Each year, tens of thousands of people are hospitalized due to dangerous drug combinations, showing yet another flaw in our healthcare system. Doctors don’t always know what other doctors have prescribed, and pharmacists- the last line of defense- are working so quickly to keep up with expectations and demands that they are missing the problems. Sometimes with deadly outcomes.
From the article:
“In the largest and most comprehensive study of its kind, the Chicago Tribune tested 255 pharmacies to see how often stores would dispense dangerous drug pairs without warning patients. Fifty-two percent of the pharmacies sold the medications without mentioning the potential interaction, striking evidence of an industrywide failure that places millions of consumers at risk.
The largest pharmacy retailer by store count, CVS, had the highest failure rate of any chain dispensing the meds with no warning, 63 percent of the time. Walgreens had the lowest failure rate at 30 percent.
The newspaper also tested independent pharmacies. As a group, their failure rate was higher than any retail chain as they missed dangerous drug interactions 72 percent of the time.
Wal-Mart failed 43 percent of its tests and Kmart failed 60 percent of the tests.
Costco failed 60 percent of the tests and two Chicago-area chains, Jewel-Osco and Mariano’s failed 43 percent of the time and 37 percent, respectively.
All in all- not great. As you can imagine, everyone promised to do a better job and take a look at their processes. And that’s all great but how is this happening?
According to the Tribune, in test after test, the pharmacists flew through their tasks paying little attention to customers and failing to catch combinations that could trigger a stroke, result in kidney failure, deprive the body of oxygen or lead to unexpected pregnancy with a risk of birth defects.

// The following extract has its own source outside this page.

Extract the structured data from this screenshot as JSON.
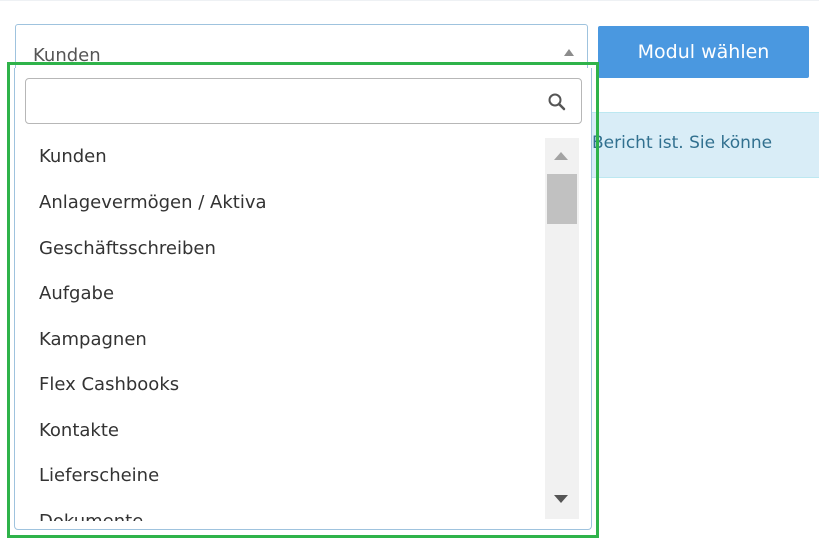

Also, the location of the pharmacy didn’t matter. There were failures in poor neighborhoods as well as in affluent suburbs. The article reports that even the Walgreens at Northwestern Memorial Hospital in downtown Chicago failed its test!
Pharmacists are the last line of defense
As doctors are the ones who write the prescriptions they should at least understand drug interactions. However, their knowledge on that subject is often poor.
So, when filling prescriptions, pharmacists are uniquely positioned to detect potential drug interactions, warn patients, and prevent harm. Even pharmacists will tell you that this is one of their primary duties. And yet there is very little data about how they perform their duties in real-world situations.
More from the article:
“The Tribune set out to find the answer. To select drug pairs to be used in the tests, the newspaper enlisted the help of two leading experts on drug interactions: pharmacy professors Daniel Malone of the University of Arizona and John Horn of the University of Washington. Five pairs were chosen, three of which posed life-threatening risks. Another could cause patients to pass out. A fifth included an oral contraceptive and could lead to unplanned pregnancies.”
The experts chose the specific drugs because they had been on the market for years and the pairs also presented well-established interactions that pharmacists could easily catch.
The doctor wrote the prescriptions in the names of 18 Tribune journalists, 15 of whom conducted tests in the field. They presented the prescriptions at certain pharmacies, testing 30 stores at each of seven leading chains as well as numerous independent pharmacies. Most stores were in the Chicago area; some were in Indiana, Wisconsin, and Michigan.
The reporters presented their prescriptions together or a couple of days apart and then waited to see if the orders would be filled. For the study, the test was considered a pass if the pharmacist attempted to contact the doctor or patient (reporter) about the drug interaction.
The issue with speed
The Tribune study found that pharmacists often race through legally required drug safety reviews or skip them altogether. However, given that pharmacists are filling 200- 6prescriptionsons a day, it’s little wonder they made short-cuts.
Bob Stout, president of the New Hampshire Board of Pharmacy said, “They’re cutting corners where they think they can cut.” When they sampled data from two retail chains in their state, he found that pharmacists spent an average of 80 seconds on safety checks for each prescription filled.
While most pharmacies use computer software designed to flag drug interactions, alerts are so common that pharmacists get “alert fatigue” and ignore many of the warnings.
So, when they speed up their process to make customers and bosses happy, it sends a message that speed is more important than quality health care.
From the Tribune:
“In 2013, the National Association of Boards of Pharmacy called on states to prohibit, restrict or regulate company policies that measure the speed of pharmacists’ work. But, the association says, little has changed in state law.”
In response to the Tribune test and their scores, some of the nation’s largest pharmacy chains said they would take significant steps to improve patient safety. We hope so.
Source: Chicago Tribune